Nas brought it with hits like “New York State of Mind,” “The World Is Yours,” “It Ain’t Hard To Tell,” “Made You Look,” “Hate Me Now,” and “If I Ruled the World,” which was brilliantly mixed with Tears for Fears’ “Everybody Wants to Rule the World.”
The stage gave us New York with the Statue of Liberty on one side, and huge monitors that showed rapid-fire scenes from 1990s NYC that drew you in and kept ya locked! The time seemed to stand still as the show fell short of three hours.
What I loved most about the event was the consistency and fluidity of the entire show. It was a game of chess when most shows are playing checkers. Witnessing the abbot himself overseeing his production, being executed properly. I mean, how the heck do you get that many different personalities to put their egos aside to play a particular role for the betterment of the crews?
I also really loved the NY style of a show with no breaks. Constant pressure, constant movement. Each emcee positively contributed to each other from one track to the next. It was smooth, instead of yelling over each other on the mics, and using songs where they featured each other to transition between acts. The RZA started the Wu set, introducing each of the MCs and telling the story of Wu through hits like “Protect Ya Neck,” “Can It Be All So Simple,” and “C.R.E.A.M.” Then slicing in Raekwon’s “Verbal Intercourse” to flow into the Nas set. Step in Busta Rhymes.
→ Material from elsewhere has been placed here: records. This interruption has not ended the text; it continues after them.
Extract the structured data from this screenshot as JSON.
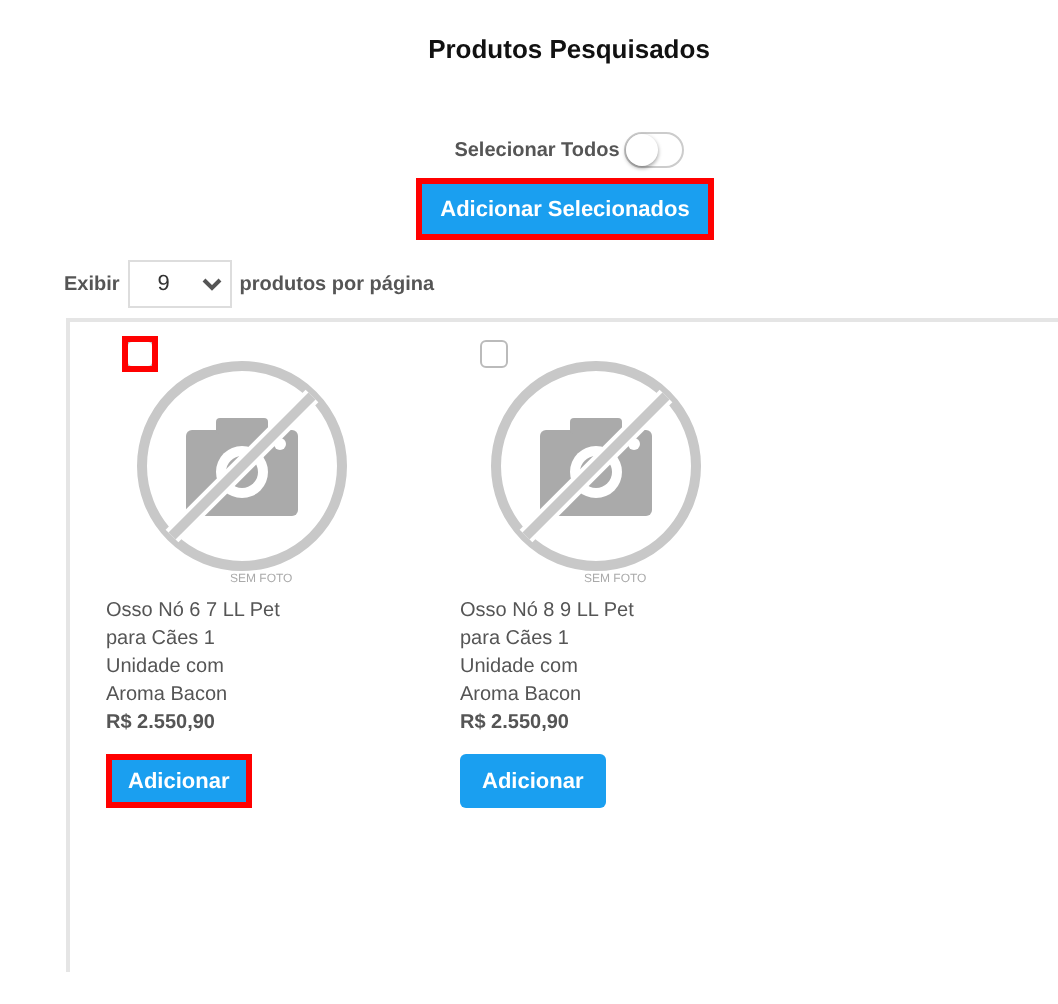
{
  "title": "Produtos Pesquisados",
  "select_all": {
    "label": "Selecionar Todos",
    "on": false
  },
  "add_selected_button": {
    "label": "Adicionar Selecionados",
    "highlighted": true
  },
  "per_page": {
    "prefix": "Exibir",
    "value": "9",
    "suffix": "produtos por página"
  },
  "products": [
    {
      "checked": false,
      "checkbox_highlighted": true,
      "image_caption": "SEM FOTO",
      "name": "Osso Nó 6 7 LL Pet para Cães 1 Unidade com Aroma Bacon",
      "price": "R$ 2.550,90",
      "button": "Adicionar",
      "button_highlighted": true
    },
    {
      "checked": false,
      "checkbox_highlighted": false,
      "image_caption": "SEM FOTO",
      "name": "Osso Nó 8 9 LL Pet para Cães 1 Unidade com Aroma Bacon",
      "price": "R$ 2.550,90",
      "button": "Adicionar",
      "button_highlighted": false
    }
  ]
}
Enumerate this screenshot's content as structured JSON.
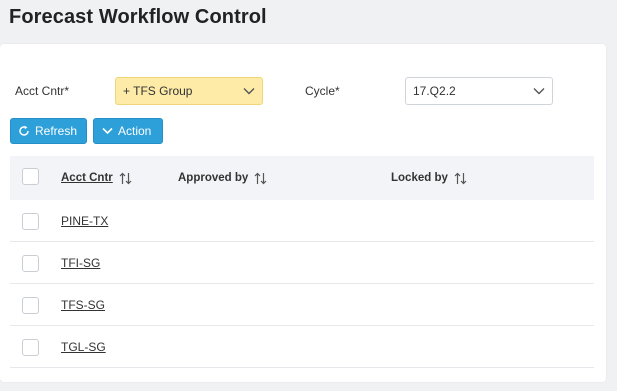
{
  "page": {
    "title": "Forecast Workflow Control"
  },
  "filters": {
    "acct_cntr": {
      "label": "Acct Cntr*",
      "value": "+ TFS Group"
    },
    "cycle": {
      "label": "Cycle*",
      "value": "17.Q2.2"
    }
  },
  "toolbar": {
    "refresh_label": "Refresh",
    "action_label": "Action"
  },
  "table": {
    "columns": [
      "Acct Cntr",
      "Approved by",
      "Locked by"
    ],
    "rows": [
      {
        "acct_cntr": "PINE-TX",
        "approved_by": "",
        "locked_by": ""
      },
      {
        "acct_cntr": "TFI-SG",
        "approved_by": "",
        "locked_by": ""
      },
      {
        "acct_cntr": "TFS-SG",
        "approved_by": "",
        "locked_by": ""
      },
      {
        "acct_cntr": "TGL-SG",
        "approved_by": "",
        "locked_by": ""
      }
    ]
  },
  "colors": {
    "accent": "#2d9fd9",
    "required_field_bg": "#fdeba7",
    "header_bg": "#f2f4f7"
  }
}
Busta took us into a magical fast ride that sounded like beat machine methodically cutting though his rhymes like hot steel through butter. At one point, he let us know the sounds you hear on the record are the same sounds you hear onstage, as he proceeded to spit verses faster than the mic could take it.
Wu-Tang gave tribute to O.D.B. thru Young Dirty Bastard and gave us a glimpse of the magic behind the unique style he brought. With everyone onstage, Busta let us know, “This tour, and everyone on the stage represents 30 years of friendship.
Thirty years of brotherhood. Thirty years of upholding the integrity of this hip-hop shit. Thirty years of learning as we went along. Now we’ve mastered it. Y’all are really in trouble with what we’re about to do.”
Many times hip-hop shows can be the worst with hype men with mics that are too hot and emcees fighting for time, yelling over each other. Bad sound boys who let the box get too distorted to understand. This show did not have any of that bullshit!
Simply said. Busta killed it with energy. Nas killed it with class. Wu-Tang absolutely murdered.